Robot Pedantry, Human Empathy
Homebrew was the first open source project I’ve maintained where I’ve had to review and merge contributions from other users. Homebrew is also one of the most active community projects on GitHub with a consistently small team of maintainers (always under twenty in total, always under five doing work every week). As a result I’ve had to figure out over the last eight years how best to manage large numbers of contributions from users in pleasantly and efficiently for both maintainers and contributors.
I’ve written before about how Homebrew’s CI system has evolved over time but not what I’ve had to learn to make it work as well as it does.
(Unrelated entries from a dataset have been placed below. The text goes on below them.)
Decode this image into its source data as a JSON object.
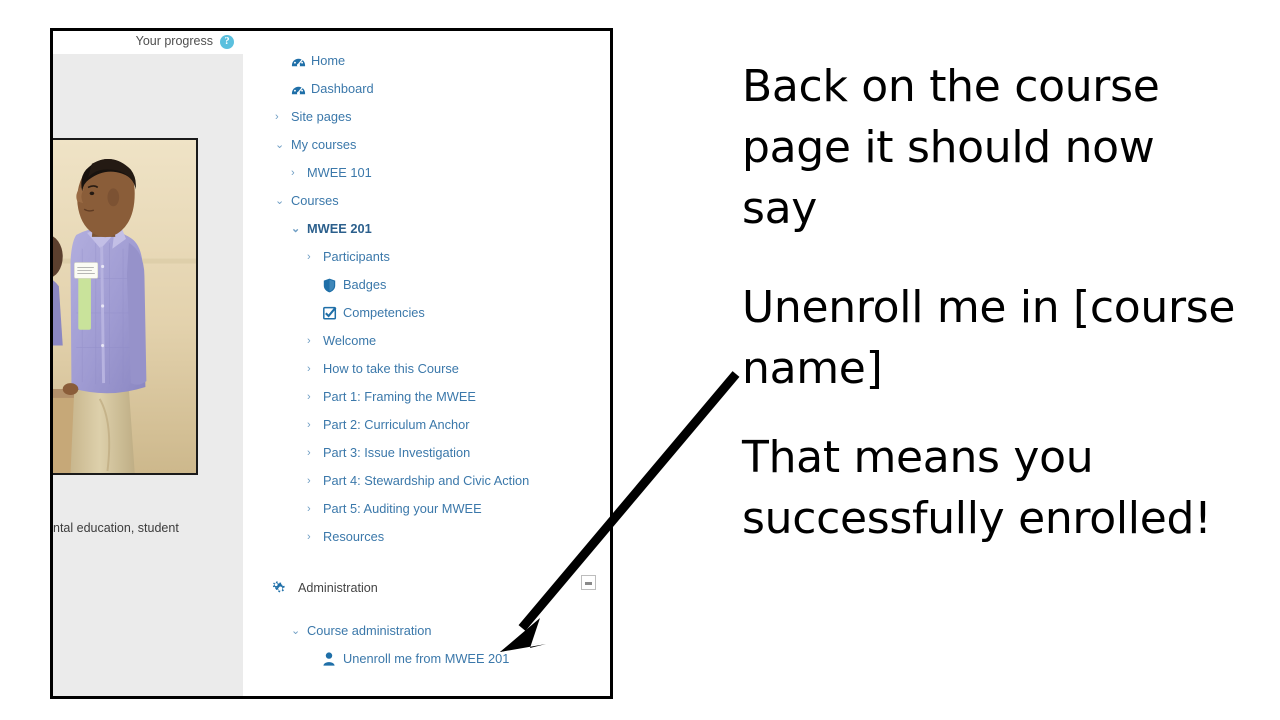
{
  "slide": {
    "narrative": [
      "Back on the course page it should now say",
      "Unenroll me in [course name]",
      "That means you successfully enrolled!"
    ]
  },
  "screenshot": {
    "left_panel": {
      "progress_label": "Your progress",
      "help_icon": "help-circle-icon",
      "photo_alt": "student-presenting-photo",
      "caption_partial": "ntal education, student"
    },
    "navigation": {
      "items": [
        {
          "label": "Home",
          "icon": "dashboard-icon",
          "caret": "",
          "level": 0,
          "bold": false
        },
        {
          "label": "Dashboard",
          "icon": "dashboard-icon",
          "caret": "",
          "level": 0,
          "bold": false
        },
        {
          "label": "Site pages",
          "icon": "",
          "caret": "right",
          "level": 0,
          "bold": false
        },
        {
          "label": "My courses",
          "icon": "",
          "caret": "down",
          "level": 0,
          "bold": false
        },
        {
          "label": "MWEE 101",
          "icon": "",
          "caret": "right",
          "level": 1,
          "bold": false
        },
        {
          "label": "Courses",
          "icon": "",
          "caret": "down",
          "level": 0,
          "bold": false
        },
        {
          "label": "MWEE 201",
          "icon": "",
          "caret": "down",
          "level": 1,
          "bold": true
        },
        {
          "label": "Participants",
          "icon": "",
          "caret": "right",
          "level": 2,
          "bold": false
        },
        {
          "label": "Badges",
          "icon": "shield-icon",
          "caret": "",
          "level": 2,
          "bold": false
        },
        {
          "label": "Competencies",
          "icon": "checkbox-checked-icon",
          "caret": "",
          "level": 2,
          "bold": false
        },
        {
          "label": "Welcome",
          "icon": "",
          "caret": "right",
          "level": 2,
          "bold": false
        },
        {
          "label": "How to take this Course",
          "icon": "",
          "caret": "right",
          "level": 2,
          "bold": false
        },
        {
          "label": "Part 1: Framing the MWEE",
          "icon": "",
          "caret": "right",
          "level": 2,
          "bold": false
        },
        {
          "label": "Part 2: Curriculum Anchor",
          "icon": "",
          "caret": "right",
          "level": 2,
          "bold": false
        },
        {
          "label": "Part 3: Issue Investigation",
          "icon": "",
          "caret": "right",
          "level": 2,
          "bold": false
        },
        {
          "label": "Part 4: Stewardship and Civic Action",
          "icon": "",
          "caret": "right",
          "level": 2,
          "bold": false
        },
        {
          "label": "Part 5: Auditing your MWEE",
          "icon": "",
          "caret": "right",
          "level": 2,
          "bold": false
        },
        {
          "label": "Resources",
          "icon": "",
          "caret": "right",
          "level": 2,
          "bold": false
        }
      ]
    },
    "administration": {
      "title": "Administration",
      "gear_icon": "gears-icon",
      "collapse_icon": "collapse-minus-icon",
      "items": [
        {
          "label": "Course administration",
          "icon": "",
          "caret": "down",
          "level": 1,
          "bold": false
        },
        {
          "label": "Unenroll me from MWEE 201",
          "icon": "user-icon",
          "caret": "",
          "level": 2,
          "bold": false
        }
      ]
    }
  },
  "colors": {
    "link_blue": "#3b78aa",
    "active_blue": "#2b5f8c",
    "icon_blue": "#1f6fa8",
    "help_cyan": "#5bc0de",
    "panel_gray": "#ebebeb",
    "text_black": "#000000"
  }
}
In the earlier days of Homebrew all review and testing was manual. This involved a maintainer checking out a GitHub pull request onto their local Homebrew installation and verifying it worked as expected. I’m obsessed in my personal, professional and open source lives in reducing the friction to perform common tasks so my first commit to the Homebrew package manager (i.e. not a package) was to add a
brew pull command to simplify this process.
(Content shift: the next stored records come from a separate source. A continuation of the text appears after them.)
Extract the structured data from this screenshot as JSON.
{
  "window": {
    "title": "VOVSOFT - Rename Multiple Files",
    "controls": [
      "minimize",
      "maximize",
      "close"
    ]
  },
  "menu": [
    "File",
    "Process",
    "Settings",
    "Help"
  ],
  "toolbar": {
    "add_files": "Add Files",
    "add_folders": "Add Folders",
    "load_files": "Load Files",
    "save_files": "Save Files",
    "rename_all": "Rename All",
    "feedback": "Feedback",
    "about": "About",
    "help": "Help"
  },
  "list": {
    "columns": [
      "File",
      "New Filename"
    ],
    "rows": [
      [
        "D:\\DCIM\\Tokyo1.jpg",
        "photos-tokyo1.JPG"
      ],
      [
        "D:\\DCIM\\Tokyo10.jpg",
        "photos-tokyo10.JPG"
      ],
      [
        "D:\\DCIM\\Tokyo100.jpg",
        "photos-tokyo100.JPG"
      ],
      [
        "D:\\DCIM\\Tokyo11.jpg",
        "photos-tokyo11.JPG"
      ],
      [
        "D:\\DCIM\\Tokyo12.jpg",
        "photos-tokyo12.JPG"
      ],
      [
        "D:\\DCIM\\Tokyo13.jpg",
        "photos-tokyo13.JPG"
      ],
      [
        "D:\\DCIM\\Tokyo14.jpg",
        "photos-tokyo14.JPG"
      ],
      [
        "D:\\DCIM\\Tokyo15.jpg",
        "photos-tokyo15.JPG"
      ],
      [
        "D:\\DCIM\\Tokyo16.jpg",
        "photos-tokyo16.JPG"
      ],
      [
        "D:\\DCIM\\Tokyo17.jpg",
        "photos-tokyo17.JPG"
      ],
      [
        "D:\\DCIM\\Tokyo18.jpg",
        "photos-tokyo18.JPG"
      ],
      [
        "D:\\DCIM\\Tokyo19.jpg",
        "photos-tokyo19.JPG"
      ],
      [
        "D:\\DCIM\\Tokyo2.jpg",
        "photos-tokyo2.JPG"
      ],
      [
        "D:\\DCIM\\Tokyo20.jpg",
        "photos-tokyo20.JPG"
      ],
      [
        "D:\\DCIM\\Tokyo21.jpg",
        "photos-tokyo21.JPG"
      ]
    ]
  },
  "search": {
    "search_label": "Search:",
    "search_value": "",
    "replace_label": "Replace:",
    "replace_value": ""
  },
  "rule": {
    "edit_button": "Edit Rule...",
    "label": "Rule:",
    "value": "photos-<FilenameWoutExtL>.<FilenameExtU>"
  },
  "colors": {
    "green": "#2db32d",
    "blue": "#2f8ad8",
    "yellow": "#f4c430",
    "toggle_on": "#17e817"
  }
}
When maintainers found problems in a pull request they reported back to contributors, contributors fixed them and the pull request got merged. Contributors did not expect a merge of their contribution unless it worked, after all. Where it got tricky was when a change “worked” but violated a technical standard. Often when giving feedback in these cases there would be accusations of pedantry or personal preference.
The first attempt at addressing this was the addition of a
brew audit command by @adamv (the first Homebrew maintainer that wasn’t @mxcl, the creator of Homebrew). This command, simple at first, was turning lessons learned from code review into a command run to verify correctness. Maintainers and contributors ran this command on their local machines and contributors accepted that a warning flagged by this command was not personal preference but a codified standard.
This process still required a bunch of manual intervention from contributors and maintainers; what we needed was to automate this process. To meet this goal I started and ran a successful Kickstarter project to fund CI machines for Homebrew. After I’d set up these machines, the automatic
brew audit of GitHub pull requests provided much quicker feedback to contributors.
I started to notice that when we turned “pedantic” comments by maintainers on pull requests into
brew audit checks run locally and by CI, contributors ceased accusations of pedantry and usually complied without argument to the requests of the tool, often without any human intervention being necessary.
Over the years we’ve tried to turn all repeatable review comments into code checks on pull requests using
brew audit and tools like RuboCop to enforce consistent Ruby code style. This has now even enabled us to run
brew audit checks directly in your text editor. This avoids different standards between maintainers and the previous arguments about pedantry: developers accept that robots are by definition pedantic and consistent so don’t try to convince the robot to make an exception.
It’s hard to state how much time it saves to not have arguments between maintainers and contributors on pull requests on style preferences or technical minutiae. Instead these discussions are on the original implementation of the rules instead of their application.
I’ve been glad to see this pattern expand to many other GitHub projects. Probot has become an easy way to enforce non-project-specific checks onto your project. A particular favourite of mine is the Stale Probot which closes issues and pull requests with inactivity.
What robots can’t do is empathy and building human communities. On a project like Homebrew that receives large numbers of contributions from large numbers of people, it’s easy to overlook the work of the individuals that goes into it. A longer, heartfelt message on a less busy project becomes a “Thanks” on a busier one.
I wanted to address this but at the same time recognised that this isn’t something to automate; a heartfelt thanks or welcome from a robot doesn’t have the same degree of positive emotional impact as coming from a human. I wanted to make it as frictionless as possible to express my gratitude.
My first implementation of this was using TextExpander to allow me to e.g. type
;thx and have it expand to
Thanks so much for your contribution! Without people like you submitting PRs we couldn't run this project. You rock!. This can then be further tweaked to add their name, a note about their specific contribution or if it’s their first to further add a human touch. People have told me both online (and in person when I’ve met them at conferences) that this made them feel great about their contribution and made them want to contribute again. They still felt this way even when I told them how I did so because they understood that my underlying gratitude is not proportional to the time I spent typing a message. A robot messaging them would not have had the same positive effect.
As I work at GitHub I’ve been able to further improve my process to add keyboard shortcuts to GitHub’s saved replies which means that I don’t need other software and can do this all in GitHub.
Automate (Almost) Everything
My main takeaway from this has been that you should seek on your project to automate and codify as much as you possibly can while remembering that the human touch is still necessary to praise and be kind to your contributors. Let robots handle your project’s pedantry and humans handle your project’s empathy.